(Data for analysis)

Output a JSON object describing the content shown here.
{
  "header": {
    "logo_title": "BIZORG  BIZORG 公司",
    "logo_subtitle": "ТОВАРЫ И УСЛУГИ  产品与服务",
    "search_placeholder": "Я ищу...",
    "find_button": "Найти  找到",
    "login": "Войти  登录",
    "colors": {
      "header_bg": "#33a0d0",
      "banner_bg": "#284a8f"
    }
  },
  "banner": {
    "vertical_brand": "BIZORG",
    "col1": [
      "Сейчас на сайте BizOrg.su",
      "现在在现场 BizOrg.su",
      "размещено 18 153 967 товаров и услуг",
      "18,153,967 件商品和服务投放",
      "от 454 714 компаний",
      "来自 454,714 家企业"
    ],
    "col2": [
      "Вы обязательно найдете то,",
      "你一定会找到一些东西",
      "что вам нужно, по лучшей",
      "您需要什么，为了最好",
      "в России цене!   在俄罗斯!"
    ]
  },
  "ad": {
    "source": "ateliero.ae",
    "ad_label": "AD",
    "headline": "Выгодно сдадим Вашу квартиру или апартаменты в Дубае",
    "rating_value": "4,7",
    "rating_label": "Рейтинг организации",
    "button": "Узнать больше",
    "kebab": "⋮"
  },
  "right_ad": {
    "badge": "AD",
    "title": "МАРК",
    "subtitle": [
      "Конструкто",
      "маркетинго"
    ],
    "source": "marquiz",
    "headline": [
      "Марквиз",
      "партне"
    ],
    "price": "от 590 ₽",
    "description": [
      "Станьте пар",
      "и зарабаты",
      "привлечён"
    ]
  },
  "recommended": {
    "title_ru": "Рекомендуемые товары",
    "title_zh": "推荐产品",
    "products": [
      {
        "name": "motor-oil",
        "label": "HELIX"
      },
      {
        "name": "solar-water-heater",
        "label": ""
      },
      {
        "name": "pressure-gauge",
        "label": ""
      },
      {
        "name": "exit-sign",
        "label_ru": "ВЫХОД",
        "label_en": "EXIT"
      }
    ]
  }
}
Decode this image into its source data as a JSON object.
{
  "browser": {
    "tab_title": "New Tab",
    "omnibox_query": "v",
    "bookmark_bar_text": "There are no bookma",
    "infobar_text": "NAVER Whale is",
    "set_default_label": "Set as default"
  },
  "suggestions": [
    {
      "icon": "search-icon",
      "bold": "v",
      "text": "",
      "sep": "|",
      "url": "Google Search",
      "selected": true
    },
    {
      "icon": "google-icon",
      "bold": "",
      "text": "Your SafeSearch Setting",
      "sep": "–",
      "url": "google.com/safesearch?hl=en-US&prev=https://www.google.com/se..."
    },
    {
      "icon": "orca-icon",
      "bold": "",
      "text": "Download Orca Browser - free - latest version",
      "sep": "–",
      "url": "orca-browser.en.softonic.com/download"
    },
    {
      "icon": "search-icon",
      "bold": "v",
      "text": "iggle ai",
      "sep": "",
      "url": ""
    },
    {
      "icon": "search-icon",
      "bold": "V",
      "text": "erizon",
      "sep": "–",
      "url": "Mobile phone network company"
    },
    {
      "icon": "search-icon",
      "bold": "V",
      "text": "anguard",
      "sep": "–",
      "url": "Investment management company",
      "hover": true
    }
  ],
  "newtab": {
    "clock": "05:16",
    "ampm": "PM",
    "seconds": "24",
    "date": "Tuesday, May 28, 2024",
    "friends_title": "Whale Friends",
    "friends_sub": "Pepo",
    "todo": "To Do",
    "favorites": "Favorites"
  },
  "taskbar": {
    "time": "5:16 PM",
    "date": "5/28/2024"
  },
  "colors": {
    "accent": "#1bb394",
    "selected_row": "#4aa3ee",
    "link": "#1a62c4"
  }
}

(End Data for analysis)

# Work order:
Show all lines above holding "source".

# Your solution:
    "source": "ateliero.ae",
    "source": "marquiz",
Decode this image into its source data as a JSON object.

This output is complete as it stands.